-- Opening Marker --
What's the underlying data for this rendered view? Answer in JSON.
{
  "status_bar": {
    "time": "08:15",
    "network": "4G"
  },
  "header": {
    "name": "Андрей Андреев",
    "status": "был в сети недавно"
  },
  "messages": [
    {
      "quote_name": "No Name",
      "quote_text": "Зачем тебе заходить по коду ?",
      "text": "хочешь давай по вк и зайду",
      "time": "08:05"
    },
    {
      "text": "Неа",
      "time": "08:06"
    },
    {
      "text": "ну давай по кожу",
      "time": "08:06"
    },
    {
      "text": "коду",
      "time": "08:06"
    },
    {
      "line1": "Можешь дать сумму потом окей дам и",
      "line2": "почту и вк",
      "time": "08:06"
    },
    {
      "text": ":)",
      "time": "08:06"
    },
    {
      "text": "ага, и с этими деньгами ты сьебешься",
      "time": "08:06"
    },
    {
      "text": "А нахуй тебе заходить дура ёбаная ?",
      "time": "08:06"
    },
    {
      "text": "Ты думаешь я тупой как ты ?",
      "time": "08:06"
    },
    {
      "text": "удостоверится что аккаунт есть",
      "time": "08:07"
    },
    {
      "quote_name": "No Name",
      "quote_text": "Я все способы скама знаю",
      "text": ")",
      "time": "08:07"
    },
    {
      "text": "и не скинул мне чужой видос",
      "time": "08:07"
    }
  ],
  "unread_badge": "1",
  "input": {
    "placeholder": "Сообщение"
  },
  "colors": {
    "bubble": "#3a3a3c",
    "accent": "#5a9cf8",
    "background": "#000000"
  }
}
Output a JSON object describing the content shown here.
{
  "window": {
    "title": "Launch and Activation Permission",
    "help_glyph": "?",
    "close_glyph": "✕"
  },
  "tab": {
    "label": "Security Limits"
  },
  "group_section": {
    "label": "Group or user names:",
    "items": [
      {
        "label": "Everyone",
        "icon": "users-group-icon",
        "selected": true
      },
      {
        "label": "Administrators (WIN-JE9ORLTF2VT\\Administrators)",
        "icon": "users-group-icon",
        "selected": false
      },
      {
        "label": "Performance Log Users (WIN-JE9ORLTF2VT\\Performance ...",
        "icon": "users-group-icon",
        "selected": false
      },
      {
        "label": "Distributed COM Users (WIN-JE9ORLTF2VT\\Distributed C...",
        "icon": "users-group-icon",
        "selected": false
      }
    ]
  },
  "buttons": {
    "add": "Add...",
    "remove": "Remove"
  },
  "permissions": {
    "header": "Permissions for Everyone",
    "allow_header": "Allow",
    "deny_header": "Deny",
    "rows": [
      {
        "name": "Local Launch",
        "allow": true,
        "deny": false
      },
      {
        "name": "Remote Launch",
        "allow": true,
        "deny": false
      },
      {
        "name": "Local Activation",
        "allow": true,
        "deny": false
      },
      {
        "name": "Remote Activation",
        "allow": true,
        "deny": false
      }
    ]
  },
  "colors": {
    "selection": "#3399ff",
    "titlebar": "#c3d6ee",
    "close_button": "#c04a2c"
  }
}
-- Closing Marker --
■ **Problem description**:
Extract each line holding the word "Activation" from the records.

■ **Worked solution**:
    "title": "Launch and Activation Permission",
        "name": "Local Activation",
        "name": "Remote Activation",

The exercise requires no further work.